Task goal -> Because the pictures are not wanted, reproduce the rest of the records below exactly as they stand.

■ ■ ■

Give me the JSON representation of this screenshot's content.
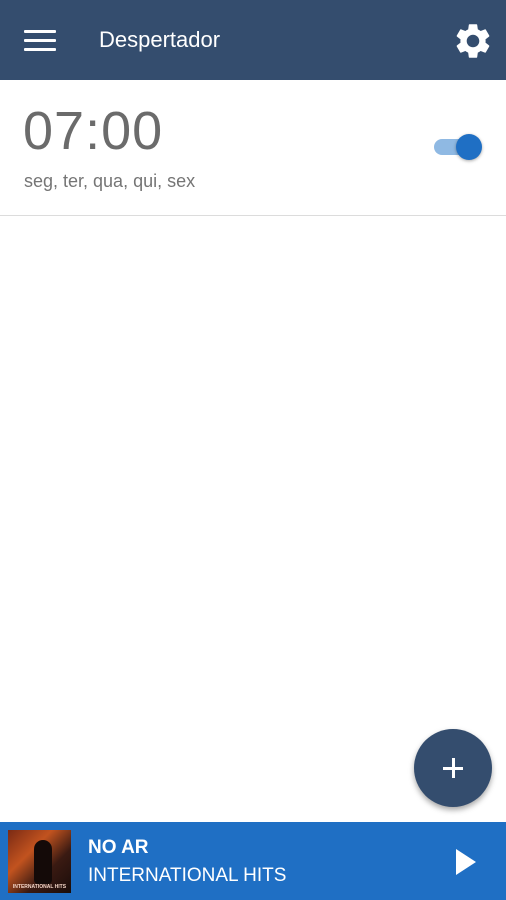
{
  "header": {
    "title": "Despertador",
    "menu_icon": "hamburger-menu-icon",
    "settings_icon": "gear-icon",
    "background_color": "#344d6e"
  },
  "alarms": [
    {
      "time": "07:00",
      "days": "seg, ter, qua, qui, sex",
      "enabled": true
    }
  ],
  "fab": {
    "icon": "plus-icon",
    "color": "#344d6e"
  },
  "player": {
    "status": "NO AR",
    "station": "INTERNATIONAL HITS",
    "cover_text": "INTERNATIONAL HITS",
    "play_icon": "play-icon",
    "background_color": "#1f6fc4"
  },
  "colors": {
    "toggle_on": "#1f6fc4",
    "toggle_track": "#8fb9e3"
  }
}
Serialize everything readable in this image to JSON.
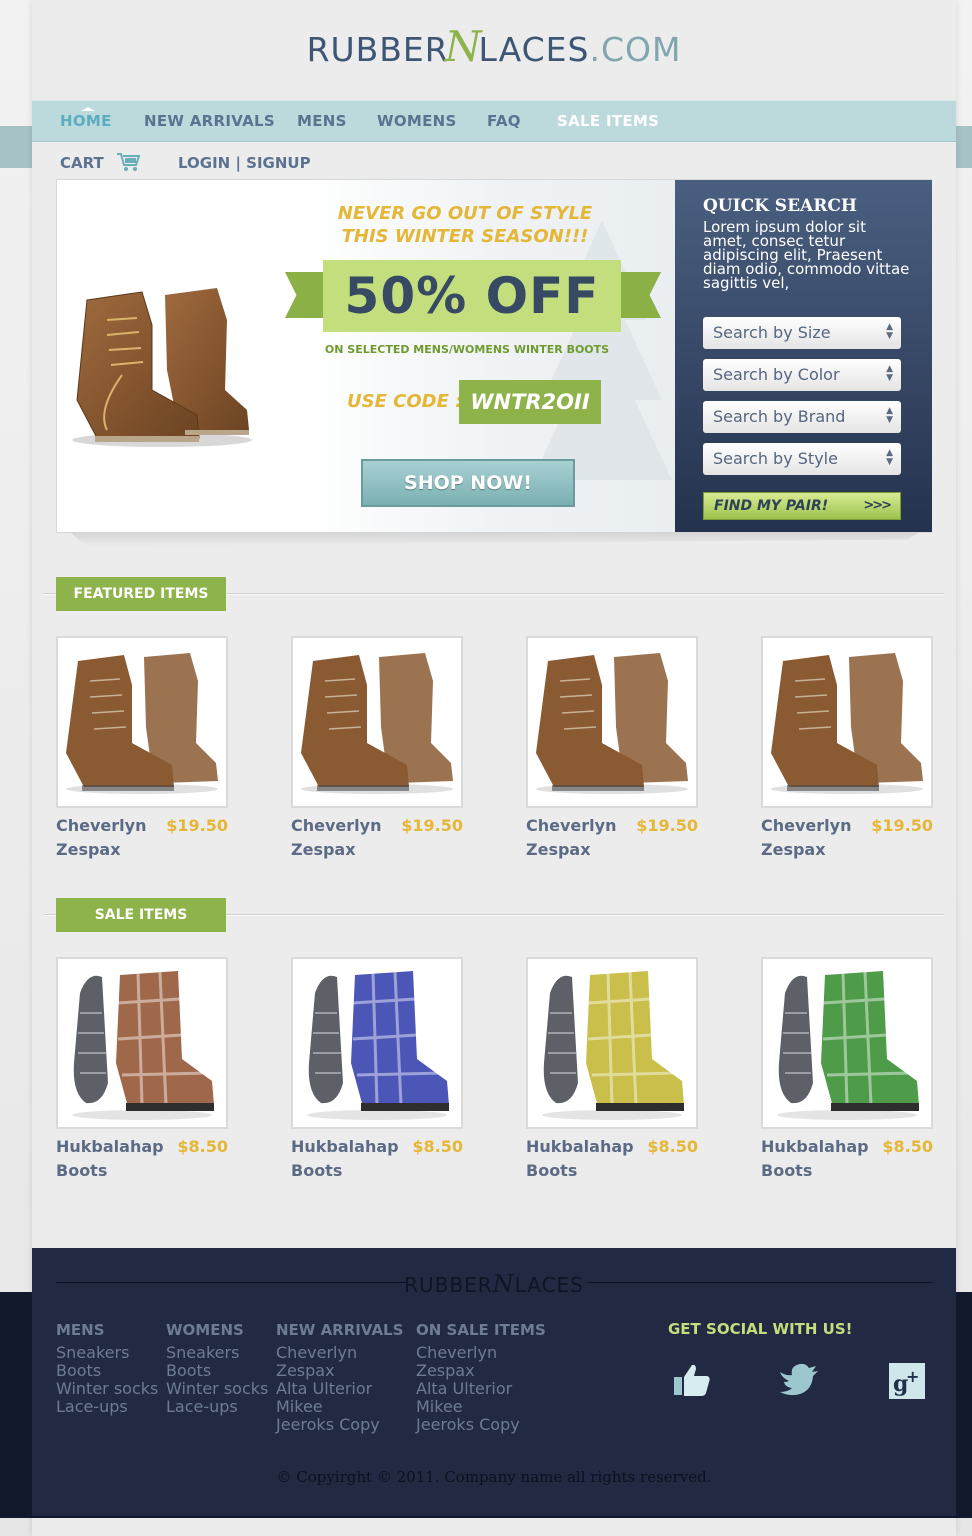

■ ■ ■

Solution below ->
Give me the JSON representation of this screenshot's content.
{
  "header": {
    "title": "Despertador",
    "menu_icon": "hamburger-menu-icon",
    "settings_icon": "gear-icon",
    "background_color": "#344d6e"
  },
  "alarms": [
    {
      "time": "07:00",
      "days": "seg, ter, qua, qui, sex",
      "enabled": true
    }
  ],
  "fab": {
    "icon": "plus-icon",
    "color": "#344d6e"
  },
  "player": {
    "status": "NO AR",
    "station": "INTERNATIONAL HITS",
    "cover_text": "INTERNATIONAL HITS",
    "play_icon": "play-icon",
    "background_color": "#1f6fc4"
  },
  "colors": {
    "toggle_on": "#1f6fc4",
    "toggle_track": "#8fb9e3"
  }
}
Serialize everything readable in this image to JSON.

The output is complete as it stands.